There’s no way to prepare yourself for the impact of seeing 17,000 bears. Our very knowledgeable guide, Brenda, started us off in the Teddy Roosevelt room, absolutely stuffed (no pun intended) with cartoons, stories, statuettes, and a vast array of historical items that reference Roosevelt and the Onward incident. It’s hard to leave the room, because you know you’ve missed a lot, no matter how long you stayed.
One entire room is devoted to Steiff collectibles – both contemporary and antique. There are vignettes, created with 550 animated bear figures (including a whole circus!!!). Bears dance and swing and pop out of barrels. You’ll marvel over bear clocks, hats, mugs, chairs, carvings, toothbrushes, canes.
The entire project is the brainchild of Ricky Lenart, a New Orleans artist who, according the Bear Museum website, began the unintentional bear collection in the early 80s. Once he had been gifted with a few, friends began showering him with bears from all over the world.
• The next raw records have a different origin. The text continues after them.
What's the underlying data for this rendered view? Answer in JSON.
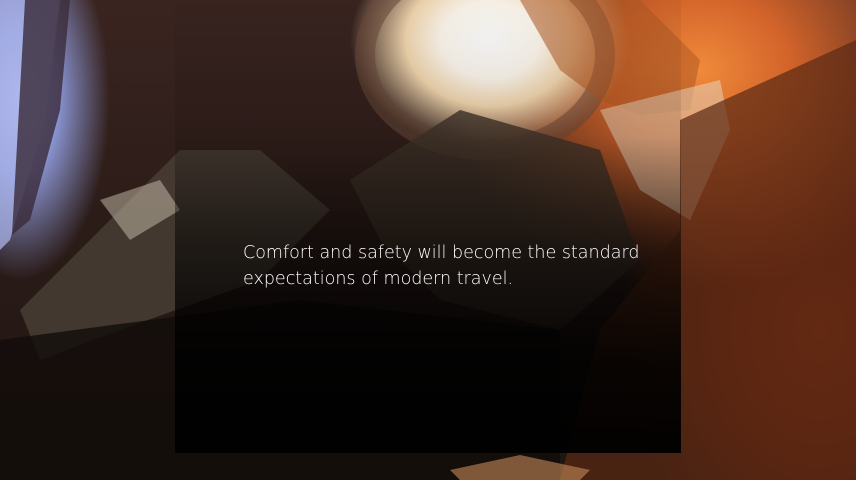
{
  "hero": {
    "quote": "Comfort and safety will become the standard expectations of modern travel."
  }
}
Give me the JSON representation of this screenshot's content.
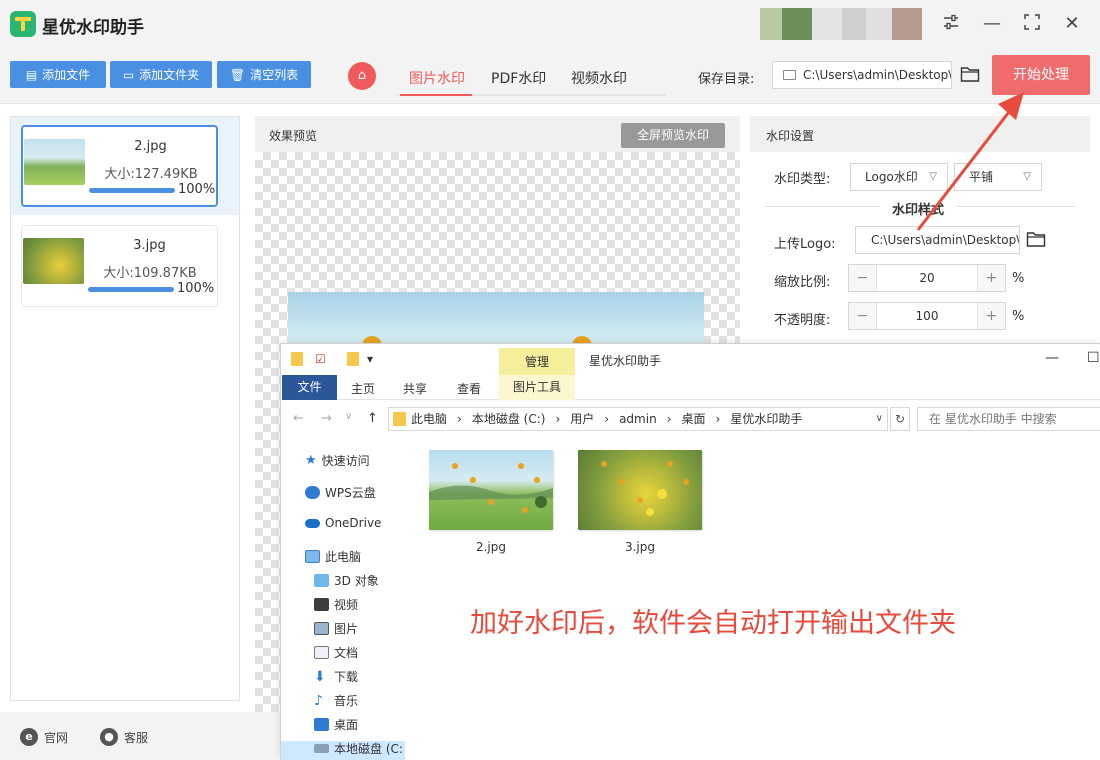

Eventually, the collection became intentional and massive.
Yes. One couple has been married on site, others are sure to follow.
Something tells us Pearl Rivers would be delighted.
"The Haunting at The Teddy 'BOO' House Museum." Get Special Evening Tours for 2 Weekends Only on Friday/Saturday, October 21/22 & 28/29, 6-9 PM.
Tickets: Adult (13-up) Advance $10, At Door $12
Kids (3-12) Advance $$6, At Door $8
Call for Tickets (601)778-BEAR(2327)
The Teddy Bear House Museum's
2nd Annual Halloween Party & Costume Contest.
Sunday, Oct. 29th, 2-5PM. All Ages!
Tickets: Advance $12, at Door $15